Although audio streaming of ESPN Radio shows is, for the most part, accessible on both iPhone apps as well as via a desktop/notebook computer browser, sometimes it's not possible to stream live college football games -- due to rights issues. For example, while I was able to listen to the Ohio State-USC football game on my local ESPN Radio affiliate using my car radio, I wasn't able to on either WunderRadio and ooTunes. The ESPN Radio app solves this problem by providing streams of selected college football games.
As the ESPN Radio app is ESPN- and sports-centric, it obviously only has ESPN Radio content. So if sports don't float your boat, this isn't the app for you. But for the sports fan, it's a listening paradise.
Radio revolution: Pandora, Last.fm and Slacker
So throwing Pandora [iTunes link], Last.fm [iTunes link] and Slacker Radio [iTunes link] into the mix really adds up to seven apps. Yes, but because they're essentially part of the same genre and ecosystem of streaming audio stations, I figured I'd group them as one. The promise of each of them is to get in tune with your listening likes and dislikes via user interaction, and play more of what you like. Although the end goal of each service is similar, how they arrive at their conclusions is different. Each has their relative strengths and weaknesses, and whether or not you like these respective services will likely depend on how well their algorithm corresponds to your listening tastes. While Slacker may not be as well-known as Pandora and Last.fm, I've found its musical selection aligns well with my listening palette. Nonetheless, each of the three are good in their own right. And each is free, so download away.

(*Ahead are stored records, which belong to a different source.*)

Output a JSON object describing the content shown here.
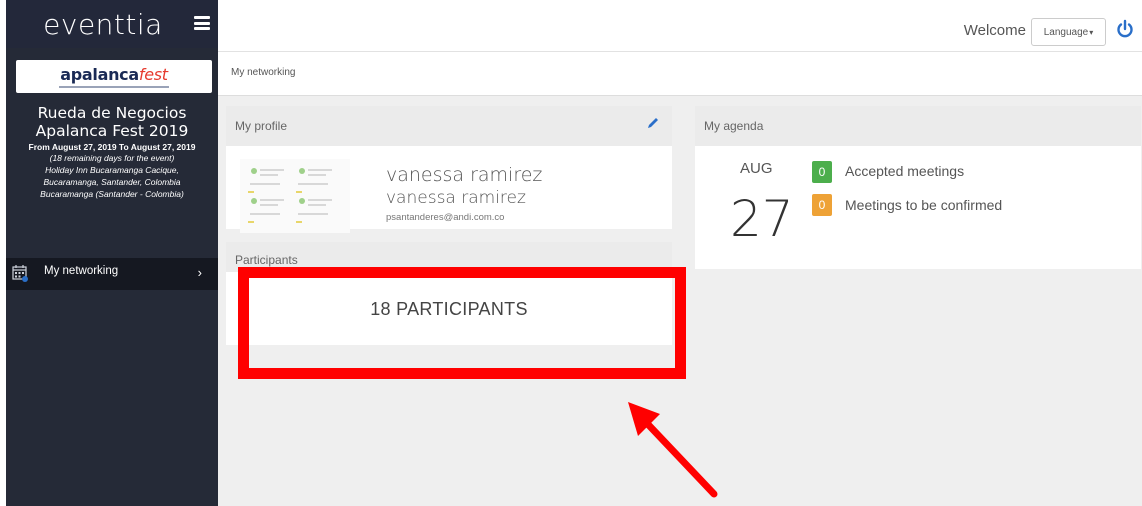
{
  "app": {
    "brand": "eventtia",
    "menu_icon": "hamburger-icon"
  },
  "sidebar": {
    "logo_text_a": "apa",
    "logo_text_b": "lanca",
    "logo_text_c": "fest",
    "event_title_line1": "Rueda de Negocios",
    "event_title_line2": "Apalanca Fest 2019",
    "event_dates": "From August 27, 2019 To August 27, 2019",
    "event_remaining": "(18 remaining days for the event)",
    "event_venue": "Holiday Inn Bucaramanga Cacique,",
    "event_address": "Bucaramanga, Santander, Colombia",
    "event_city": "Bucaramanga (Santander - Colombia)",
    "nav": [
      {
        "label": "My networking",
        "icon": "calendar-icon",
        "chevron": "›"
      }
    ]
  },
  "topbar": {
    "welcome": "Welcome",
    "language_label": "Language",
    "language_caret": "▾",
    "power_icon": "power-icon"
  },
  "breadcrumb": {
    "current": "My networking"
  },
  "profile": {
    "section_title": "My profile",
    "name_line1": "vanessa ramirez",
    "name_line2": "vanessa ramirez",
    "email": "psantanderes@andi.com.co"
  },
  "participants": {
    "section_title": "Participants",
    "count_label": "18 PARTICIPANTS"
  },
  "agenda": {
    "section_title": "My agenda",
    "month": "AUG",
    "day": "27",
    "accepted_count": "0",
    "accepted_label": "Accepted meetings",
    "pending_count": "0",
    "pending_label": "Meetings to be confirmed"
  },
  "colors": {
    "sidebar_bg": "#252a37",
    "accent_blue": "#2a6fc9",
    "badge_green": "#4cae4c",
    "badge_orange": "#eea236",
    "annotation_red": "#ff0000"
  }
}
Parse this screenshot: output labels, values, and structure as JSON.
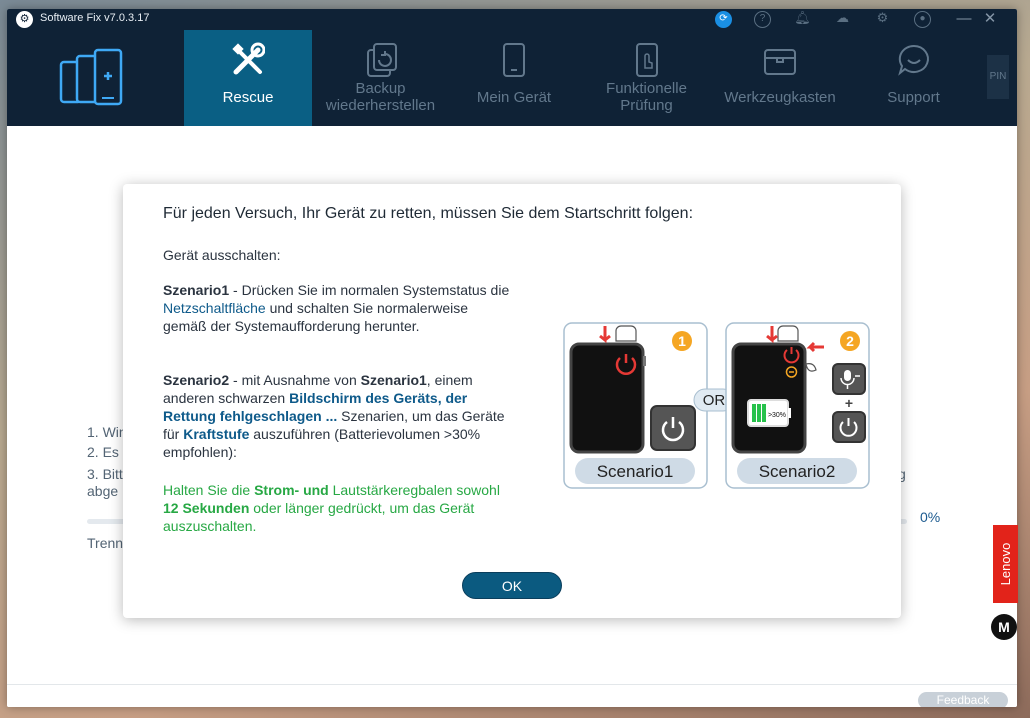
{
  "titlebar": {
    "app_title": "Software Fix v7.0.3.17",
    "icons": [
      "update-icon",
      "help-icon",
      "bell-icon",
      "cloud-download-icon",
      "settings-icon",
      "account-icon"
    ],
    "minimize_glyph": "—",
    "close_glyph": "✕"
  },
  "nav": {
    "tabs": [
      {
        "line1": "Rescue",
        "line2": "",
        "icon": "wrench-screwdriver-icon",
        "active": true
      },
      {
        "line1": "Backup",
        "line2": "wiederherstellen",
        "icon": "backup-icon",
        "active": false
      },
      {
        "line1": "Mein Gerät",
        "line2": "",
        "icon": "phone-icon",
        "active": false
      },
      {
        "line1": "Funktionelle",
        "line2": "Prüfung",
        "icon": "touch-test-icon",
        "active": false
      },
      {
        "line1": "Werkzeugkasten",
        "line2": "",
        "icon": "toolbox-icon",
        "active": false
      },
      {
        "line1": "Support",
        "line2": "",
        "icon": "chat-support-icon",
        "active": false
      }
    ],
    "pin_label": "PIN"
  },
  "background": {
    "steps": [
      "1. Win",
      "2. Es",
      "3. Bitt",
      "abge"
    ],
    "trailing_g": "g",
    "progress_value": 0,
    "progress_label": "0%",
    "disconnect_label": "Trenn"
  },
  "footer": {
    "feedback_label": "Feedback",
    "lenovo_label": "Lenovo",
    "moto_glyph": "M"
  },
  "dialog": {
    "title": "Für jeden Versuch, Ihr Gerät zu retten, müssen Sie dem Startschritt folgen:",
    "section_heading": "Gerät ausschalten:",
    "scenario1": {
      "name": "Szenario1",
      "text_a": " - Drücken Sie im normalen Systemstatus die ",
      "highlight": "Netzschaltfläche",
      "text_b": " und schalten Sie normalerweise gemäß der Systemaufforderung herunter."
    },
    "scenario2": {
      "name": "Szenario2",
      "text_a": " - mit Ausnahme von ",
      "ref": "Szenario1",
      "text_b": ", einem anderen schwarzen ",
      "highlight1": "Bildschirm des Geräts, der Rettung fehlgeschlagen ...",
      "text_c": " Szenarien, um das Geräte für ",
      "highlight2": "Kraftstufe",
      "text_d": " auszuführen (Batterievolumen >30% empfohlen):"
    },
    "instruction": {
      "text_a": "Halten Sie die ",
      "bold1": "Strom- und",
      "text_b": " Lautstärkeregbalen sowohl ",
      "bold2": "12 Sekunden",
      "text_c": " oder länger gedrückt, um das Gerät auszuschalten."
    },
    "illustration": {
      "panel1_label": "Scenario1",
      "panel1_number": "1",
      "panel2_label": "Scenario2",
      "panel2_number": "2",
      "or_label": "OR",
      "battery_label": ">30%",
      "plus_glyph": "+"
    },
    "ok_label": "OK"
  },
  "colors": {
    "navbar_bg": "#0f2236",
    "active_tab": "#0a5f84",
    "accent_blue": "#0e5a8a",
    "accent_green": "#27a844",
    "badge_orange": "#f5a623",
    "power_red": "#e53935"
  }
}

As can be seen, each audio streaming app has its relative strengths and weaknesses. While radio audiences have become more fragmented, the iPhone provides them with more accessibility to their format or formats of choice. And just as a one-size-fits-all radio station doesn't exist, neither does a one-size-fits-all audio streaming app.